> **Records to process**:
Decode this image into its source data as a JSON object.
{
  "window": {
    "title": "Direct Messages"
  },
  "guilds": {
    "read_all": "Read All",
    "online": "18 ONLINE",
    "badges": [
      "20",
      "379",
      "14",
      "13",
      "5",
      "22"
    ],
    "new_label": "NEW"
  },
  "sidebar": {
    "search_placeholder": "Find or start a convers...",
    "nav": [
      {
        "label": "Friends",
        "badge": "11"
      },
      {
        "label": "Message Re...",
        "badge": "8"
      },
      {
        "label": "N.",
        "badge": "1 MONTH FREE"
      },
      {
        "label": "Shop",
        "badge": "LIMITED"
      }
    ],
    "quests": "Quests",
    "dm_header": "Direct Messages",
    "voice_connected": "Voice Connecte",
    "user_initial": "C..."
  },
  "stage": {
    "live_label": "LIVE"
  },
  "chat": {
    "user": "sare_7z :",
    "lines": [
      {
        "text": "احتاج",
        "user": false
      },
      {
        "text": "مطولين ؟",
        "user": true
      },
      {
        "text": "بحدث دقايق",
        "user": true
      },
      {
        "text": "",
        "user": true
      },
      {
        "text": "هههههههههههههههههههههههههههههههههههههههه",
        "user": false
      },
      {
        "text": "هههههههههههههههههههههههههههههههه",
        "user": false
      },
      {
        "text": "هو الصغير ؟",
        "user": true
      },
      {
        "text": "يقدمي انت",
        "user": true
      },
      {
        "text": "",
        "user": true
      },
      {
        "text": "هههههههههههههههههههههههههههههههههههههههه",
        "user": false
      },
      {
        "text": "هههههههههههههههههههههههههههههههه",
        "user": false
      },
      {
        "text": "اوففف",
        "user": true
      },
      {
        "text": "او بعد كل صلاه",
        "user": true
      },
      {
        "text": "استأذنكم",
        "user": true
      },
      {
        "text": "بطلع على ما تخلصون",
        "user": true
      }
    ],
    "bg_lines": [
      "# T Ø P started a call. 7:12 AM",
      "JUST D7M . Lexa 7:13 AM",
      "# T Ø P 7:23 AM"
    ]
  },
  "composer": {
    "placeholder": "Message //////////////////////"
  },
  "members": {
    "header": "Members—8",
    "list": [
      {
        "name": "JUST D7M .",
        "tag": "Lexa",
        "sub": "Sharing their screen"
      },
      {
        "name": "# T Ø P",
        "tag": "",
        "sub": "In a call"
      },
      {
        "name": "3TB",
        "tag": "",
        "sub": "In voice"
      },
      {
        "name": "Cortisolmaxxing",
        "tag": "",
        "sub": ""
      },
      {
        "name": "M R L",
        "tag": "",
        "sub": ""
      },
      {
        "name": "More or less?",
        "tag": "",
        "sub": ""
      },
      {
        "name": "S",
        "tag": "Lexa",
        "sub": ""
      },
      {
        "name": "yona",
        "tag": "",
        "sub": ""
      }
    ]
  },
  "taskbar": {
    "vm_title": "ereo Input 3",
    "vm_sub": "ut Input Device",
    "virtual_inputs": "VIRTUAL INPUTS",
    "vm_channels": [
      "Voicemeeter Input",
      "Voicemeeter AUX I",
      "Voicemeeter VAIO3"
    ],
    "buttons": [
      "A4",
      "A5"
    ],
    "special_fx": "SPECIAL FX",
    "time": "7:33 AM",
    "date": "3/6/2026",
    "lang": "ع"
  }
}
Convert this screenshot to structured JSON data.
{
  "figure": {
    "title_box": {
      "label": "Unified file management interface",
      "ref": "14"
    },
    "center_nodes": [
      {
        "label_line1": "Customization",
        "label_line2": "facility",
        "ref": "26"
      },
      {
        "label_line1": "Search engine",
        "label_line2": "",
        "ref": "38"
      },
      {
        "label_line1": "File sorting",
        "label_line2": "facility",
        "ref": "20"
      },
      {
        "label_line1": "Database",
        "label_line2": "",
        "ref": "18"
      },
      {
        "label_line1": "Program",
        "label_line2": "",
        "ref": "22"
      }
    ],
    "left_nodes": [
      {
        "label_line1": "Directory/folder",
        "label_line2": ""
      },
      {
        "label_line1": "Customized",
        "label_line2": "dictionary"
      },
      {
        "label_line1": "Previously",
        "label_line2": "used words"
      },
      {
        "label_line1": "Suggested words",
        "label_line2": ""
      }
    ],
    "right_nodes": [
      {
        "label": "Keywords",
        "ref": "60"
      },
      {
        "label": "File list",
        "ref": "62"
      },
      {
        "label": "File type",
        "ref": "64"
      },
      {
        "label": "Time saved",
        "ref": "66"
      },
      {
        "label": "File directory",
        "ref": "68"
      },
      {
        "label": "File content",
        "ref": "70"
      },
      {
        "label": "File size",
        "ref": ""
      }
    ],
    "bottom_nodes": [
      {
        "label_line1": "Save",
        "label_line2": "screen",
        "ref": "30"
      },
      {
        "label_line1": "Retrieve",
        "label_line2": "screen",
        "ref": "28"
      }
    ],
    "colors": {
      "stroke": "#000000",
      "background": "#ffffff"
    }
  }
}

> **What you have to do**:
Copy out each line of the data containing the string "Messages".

> **Written solution**:
    "title": "Direct Messages"
    "dm_header": "Direct Messages",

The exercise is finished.